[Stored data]
------------------------------------------------------------------------

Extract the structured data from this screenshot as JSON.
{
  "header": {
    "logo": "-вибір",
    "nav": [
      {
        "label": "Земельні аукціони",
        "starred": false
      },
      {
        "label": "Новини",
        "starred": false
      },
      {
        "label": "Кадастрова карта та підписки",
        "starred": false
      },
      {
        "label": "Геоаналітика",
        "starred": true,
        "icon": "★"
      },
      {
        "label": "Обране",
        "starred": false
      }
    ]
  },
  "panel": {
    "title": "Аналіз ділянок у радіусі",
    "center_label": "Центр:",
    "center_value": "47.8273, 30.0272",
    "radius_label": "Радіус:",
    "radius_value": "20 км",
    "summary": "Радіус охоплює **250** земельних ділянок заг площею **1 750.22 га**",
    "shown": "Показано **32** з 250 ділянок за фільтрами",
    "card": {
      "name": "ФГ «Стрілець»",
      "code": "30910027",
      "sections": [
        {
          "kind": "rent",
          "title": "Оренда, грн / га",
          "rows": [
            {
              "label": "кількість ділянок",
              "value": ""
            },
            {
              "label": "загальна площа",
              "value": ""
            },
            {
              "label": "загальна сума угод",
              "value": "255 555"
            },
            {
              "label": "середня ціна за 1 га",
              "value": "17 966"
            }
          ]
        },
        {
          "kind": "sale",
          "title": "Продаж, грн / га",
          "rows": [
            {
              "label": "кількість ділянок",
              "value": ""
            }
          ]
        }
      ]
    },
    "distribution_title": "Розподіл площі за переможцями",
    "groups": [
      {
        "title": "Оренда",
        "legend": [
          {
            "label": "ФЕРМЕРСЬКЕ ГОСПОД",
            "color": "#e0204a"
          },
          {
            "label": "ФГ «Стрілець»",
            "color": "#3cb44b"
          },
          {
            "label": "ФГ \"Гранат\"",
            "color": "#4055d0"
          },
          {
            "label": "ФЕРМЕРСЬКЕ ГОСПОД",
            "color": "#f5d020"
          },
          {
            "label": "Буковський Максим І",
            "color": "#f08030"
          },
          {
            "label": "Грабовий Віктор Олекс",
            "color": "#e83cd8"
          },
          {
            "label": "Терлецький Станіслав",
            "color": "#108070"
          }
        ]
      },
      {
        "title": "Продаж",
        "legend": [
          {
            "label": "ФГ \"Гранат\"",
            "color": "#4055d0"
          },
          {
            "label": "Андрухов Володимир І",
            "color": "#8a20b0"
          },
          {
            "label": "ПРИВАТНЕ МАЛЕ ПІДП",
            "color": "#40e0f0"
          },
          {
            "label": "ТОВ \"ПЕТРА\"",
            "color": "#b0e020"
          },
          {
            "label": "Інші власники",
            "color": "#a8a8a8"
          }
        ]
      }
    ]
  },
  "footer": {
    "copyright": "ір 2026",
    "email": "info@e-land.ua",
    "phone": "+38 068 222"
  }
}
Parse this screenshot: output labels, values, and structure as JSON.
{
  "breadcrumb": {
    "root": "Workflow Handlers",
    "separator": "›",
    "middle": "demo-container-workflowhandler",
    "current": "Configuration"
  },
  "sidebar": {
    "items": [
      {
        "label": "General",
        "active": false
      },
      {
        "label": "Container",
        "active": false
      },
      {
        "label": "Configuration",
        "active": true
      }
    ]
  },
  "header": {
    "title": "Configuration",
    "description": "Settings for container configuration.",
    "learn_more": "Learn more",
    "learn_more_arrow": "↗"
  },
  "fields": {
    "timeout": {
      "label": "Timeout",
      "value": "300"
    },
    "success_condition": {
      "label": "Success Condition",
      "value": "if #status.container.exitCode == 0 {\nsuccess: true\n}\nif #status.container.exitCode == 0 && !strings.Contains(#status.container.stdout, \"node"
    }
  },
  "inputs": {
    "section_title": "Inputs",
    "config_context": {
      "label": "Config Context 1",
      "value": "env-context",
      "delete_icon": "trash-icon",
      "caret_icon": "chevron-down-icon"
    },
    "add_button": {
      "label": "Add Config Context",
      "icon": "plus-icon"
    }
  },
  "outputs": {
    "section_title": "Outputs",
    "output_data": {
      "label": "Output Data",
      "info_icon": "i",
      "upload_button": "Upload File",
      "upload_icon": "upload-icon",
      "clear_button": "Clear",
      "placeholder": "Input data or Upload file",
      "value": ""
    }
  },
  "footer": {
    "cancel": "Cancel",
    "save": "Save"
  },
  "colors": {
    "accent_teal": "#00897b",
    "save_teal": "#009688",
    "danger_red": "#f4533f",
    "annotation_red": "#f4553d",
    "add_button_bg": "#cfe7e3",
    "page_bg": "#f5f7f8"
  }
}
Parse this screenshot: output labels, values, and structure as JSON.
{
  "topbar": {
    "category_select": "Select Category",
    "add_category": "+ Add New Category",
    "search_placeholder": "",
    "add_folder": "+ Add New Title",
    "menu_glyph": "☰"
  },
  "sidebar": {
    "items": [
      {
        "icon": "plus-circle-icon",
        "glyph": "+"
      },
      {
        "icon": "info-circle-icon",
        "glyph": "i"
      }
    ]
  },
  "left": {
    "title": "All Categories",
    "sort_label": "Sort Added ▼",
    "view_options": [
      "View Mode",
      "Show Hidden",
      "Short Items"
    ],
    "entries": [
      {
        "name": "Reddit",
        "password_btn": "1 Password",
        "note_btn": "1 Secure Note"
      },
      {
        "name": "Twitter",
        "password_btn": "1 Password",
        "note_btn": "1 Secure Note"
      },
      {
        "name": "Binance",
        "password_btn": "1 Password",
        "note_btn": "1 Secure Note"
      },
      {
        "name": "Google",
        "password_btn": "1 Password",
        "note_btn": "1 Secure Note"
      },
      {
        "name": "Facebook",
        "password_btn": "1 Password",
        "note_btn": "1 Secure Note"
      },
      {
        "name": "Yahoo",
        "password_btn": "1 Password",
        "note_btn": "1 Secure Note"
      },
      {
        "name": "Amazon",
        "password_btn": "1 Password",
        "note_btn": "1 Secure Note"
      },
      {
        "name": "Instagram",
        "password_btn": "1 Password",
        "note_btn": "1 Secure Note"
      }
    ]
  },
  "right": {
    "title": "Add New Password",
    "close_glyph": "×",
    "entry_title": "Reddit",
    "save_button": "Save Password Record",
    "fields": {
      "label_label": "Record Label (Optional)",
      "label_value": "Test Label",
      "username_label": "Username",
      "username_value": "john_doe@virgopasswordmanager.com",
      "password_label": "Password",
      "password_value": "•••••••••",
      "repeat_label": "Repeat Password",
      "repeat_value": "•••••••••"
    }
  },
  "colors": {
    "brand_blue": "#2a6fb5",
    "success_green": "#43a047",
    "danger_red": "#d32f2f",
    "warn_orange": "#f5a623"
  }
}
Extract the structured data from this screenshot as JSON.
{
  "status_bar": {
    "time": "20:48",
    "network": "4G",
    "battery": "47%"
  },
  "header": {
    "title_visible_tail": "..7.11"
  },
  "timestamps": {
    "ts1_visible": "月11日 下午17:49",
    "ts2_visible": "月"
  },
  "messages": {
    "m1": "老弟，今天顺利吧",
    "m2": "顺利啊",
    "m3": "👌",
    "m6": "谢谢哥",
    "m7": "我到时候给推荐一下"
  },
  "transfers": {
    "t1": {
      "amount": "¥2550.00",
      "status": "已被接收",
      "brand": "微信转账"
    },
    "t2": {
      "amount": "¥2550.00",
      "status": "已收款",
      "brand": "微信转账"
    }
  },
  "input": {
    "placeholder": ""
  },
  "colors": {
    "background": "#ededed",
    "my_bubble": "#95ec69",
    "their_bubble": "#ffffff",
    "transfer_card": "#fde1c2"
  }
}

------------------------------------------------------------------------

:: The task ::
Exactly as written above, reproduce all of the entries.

:: Result for this task ::
Extract the structured data from this screenshot as JSON.
{
  "header": {
    "logo": "-вибір",
    "nav": [
      {
        "label": "Земельні аукціони",
        "starred": false
      },
      {
        "label": "Новини",
        "starred": false
      },
      {
        "label": "Кадастрова карта та підписки",
        "starred": false
      },
      {
        "label": "Геоаналітика",
        "starred": true,
        "icon": "★"
      },
      {
        "label": "Обране",
        "starred": false
      }
    ]
  },
  "panel": {
    "title": "Аналіз ділянок у радіусі",
    "center_label": "Центр:",
    "center_value": "47.8273, 30.0272",
    "radius_label": "Радіус:",
    "radius_value": "20 км",
    "summary": "Радіус охоплює **250** земельних ділянок заг площею **1 750.22 га**",
    "shown": "Показано **32** з 250 ділянок за фільтрами",
    "card": {
      "name": "ФГ «Стрілець»",
      "code": "30910027",
      "sections": [
        {
          "kind": "rent",
          "title": "Оренда, грн / га",
          "rows": [
            {
              "label": "кількість ділянок",
              "value": ""
            },
            {
              "label": "загальна площа",
              "value": ""
            },
            {
              "label": "загальна сума угод",
              "value": "255 555"
            },
            {
              "label": "середня ціна за 1 га",
              "value": "17 966"
            }
          ]
        },
        {
          "kind": "sale",
          "title": "Продаж, грн / га",
          "rows": [
            {
              "label": "кількість ділянок",
              "value": ""
            }
          ]
        }
      ]
    },
    "distribution_title": "Розподіл площі за переможцями",
    "groups": [
      {
        "title": "Оренда",
        "legend": [
          {
            "label": "ФЕРМЕРСЬКЕ ГОСПОД",
            "color": "#e0204a"
          },
          {
            "label": "ФГ «Стрілець»",
            "color": "#3cb44b"
          },
          {
            "label": "ФГ \"Гранат\"",
            "color": "#4055d0"
          },
          {
            "label": "ФЕРМЕРСЬКЕ ГОСПОД",
            "color": "#f5d020"
          },
          {
            "label": "Буковський Максим І",
            "color": "#f08030"
          },
          {
            "label": "Грабовий Віктор Олекс",
            "color": "#e83cd8"
          },
          {
            "label": "Терлецький Станіслав",
            "color": "#108070"
          }
        ]
      },
      {
        "title": "Продаж",
        "legend": [
          {
            "label": "ФГ \"Гранат\"",
            "color": "#4055d0"
          },
          {
            "label": "Андрухов Володимир І",
            "color": "#8a20b0"
          },
          {
            "label": "ПРИВАТНЕ МАЛЕ ПІДП",
            "color": "#40e0f0"
          },
          {
            "label": "ТОВ \"ПЕТРА\"",
            "color": "#b0e020"
          },
          {
            "label": "Інші власники",
            "color": "#a8a8a8"
          }
        ]
      }
    ]
  },
  "footer": {
    "copyright": "ір 2026",
    "email": "info@e-land.ua",
    "phone": "+38 068 222"
  }
}
Parse this screenshot: output labels, values, and structure as JSON.
{
  "breadcrumb": {
    "root": "Workflow Handlers",
    "separator": "›",
    "middle": "demo-container-workflowhandler",
    "current": "Configuration"
  },
  "sidebar": {
    "items": [
      {
        "label": "General",
        "active": false
      },
      {
        "label": "Container",
        "active": false
      },
      {
        "label": "Configuration",
        "active": true
      }
    ]
  },
  "header": {
    "title": "Configuration",
    "description": "Settings for container configuration.",
    "learn_more": "Learn more",
    "learn_more_arrow": "↗"
  },
  "fields": {
    "timeout": {
      "label": "Timeout",
      "value": "300"
    },
    "success_condition": {
      "label": "Success Condition",
      "value": "if #status.container.exitCode == 0 {\nsuccess: true\n}\nif #status.container.exitCode == 0 && !strings.Contains(#status.container.stdout, \"node"
    }
  },
  "inputs": {
    "section_title": "Inputs",
    "config_context": {
      "label": "Config Context 1",
      "value": "env-context",
      "delete_icon": "trash-icon",
      "caret_icon": "chevron-down-icon"
    },
    "add_button": {
      "label": "Add Config Context",
      "icon": "plus-icon"
    }
  },
  "outputs": {
    "section_title": "Outputs",
    "output_data": {
      "label": "Output Data",
      "info_icon": "i",
      "upload_button": "Upload File",
      "upload_icon": "upload-icon",
      "clear_button": "Clear",
      "placeholder": "Input data or Upload file",
      "value": ""
    }
  },
  "footer": {
    "cancel": "Cancel",
    "save": "Save"
  },
  "colors": {
    "accent_teal": "#00897b",
    "save_teal": "#009688",
    "danger_red": "#f4533f",
    "annotation_red": "#f4553d",
    "add_button_bg": "#cfe7e3",
    "page_bg": "#f5f7f8"
  }
}
Parse this screenshot: output labels, values, and structure as JSON.
{
  "topbar": {
    "category_select": "Select Category",
    "add_category": "+ Add New Category",
    "search_placeholder": "",
    "add_folder": "+ Add New Title",
    "menu_glyph": "☰"
  },
  "sidebar": {
    "items": [
      {
        "icon": "plus-circle-icon",
        "glyph": "+"
      },
      {
        "icon": "info-circle-icon",
        "glyph": "i"
      }
    ]
  },
  "left": {
    "title": "All Categories",
    "sort_label": "Sort Added ▼",
    "view_options": [
      "View Mode",
      "Show Hidden",
      "Short Items"
    ],
    "entries": [
      {
        "name": "Reddit",
        "password_btn": "1 Password",
        "note_btn": "1 Secure Note"
      },
      {
        "name": "Twitter",
        "password_btn": "1 Password",
        "note_btn": "1 Secure Note"
      },
      {
        "name": "Binance",
        "password_btn": "1 Password",
        "note_btn": "1 Secure Note"
      },
      {
        "name": "Google",
        "password_btn": "1 Password",
        "note_btn": "1 Secure Note"
      },
      {
        "name": "Facebook",
        "password_btn": "1 Password",
        "note_btn": "1 Secure Note"
      },
      {
        "name": "Yahoo",
        "password_btn": "1 Password",
        "note_btn": "1 Secure Note"
      },
      {
        "name": "Amazon",
        "password_btn": "1 Password",
        "note_btn": "1 Secure Note"
      },
      {
        "name": "Instagram",
        "password_btn": "1 Password",
        "note_btn": "1 Secure Note"
      }
    ]
  },
  "right": {
    "title": "Add New Password",
    "close_glyph": "×",
    "entry_title": "Reddit",
    "save_button": "Save Password Record",
    "fields": {
      "label_label": "Record Label (Optional)",
      "label_value": "Test Label",
      "username_label": "Username",
      "username_value": "john_doe@virgopasswordmanager.com",
      "password_label": "Password",
      "password_value": "•••••••••",
      "repeat_label": "Repeat Password",
      "repeat_value": "•••••••••"
    }
  },
  "colors": {
    "brand_blue": "#2a6fb5",
    "success_green": "#43a047",
    "danger_red": "#d32f2f",
    "warn_orange": "#f5a623"
  }
}
Extract the structured data from this screenshot as JSON.
{
  "status_bar": {
    "time": "20:48",
    "network": "4G",
    "battery": "47%"
  },
  "header": {
    "title_visible_tail": "..7.11"
  },
  "timestamps": {
    "ts1_visible": "月11日 下午17:49",
    "ts2_visible": "月"
  },
  "messages": {
    "m1": "老弟，今天顺利吧",
    "m2": "顺利啊",
    "m3": "👌",
    "m6": "谢谢哥",
    "m7": "我到时候给推荐一下"
  },
  "transfers": {
    "t1": {
      "amount": "¥2550.00",
      "status": "已被接收",
      "brand": "微信转账"
    },
    "t2": {
      "amount": "¥2550.00",
      "status": "已收款",
      "brand": "微信转账"
    }
  },
  "input": {
    "placeholder": ""
  },
  "colors": {
    "background": "#ededed",
    "my_bubble": "#95ec69",
    "their_bubble": "#ffffff",
    "transfer_card": "#fde1c2"
  }
}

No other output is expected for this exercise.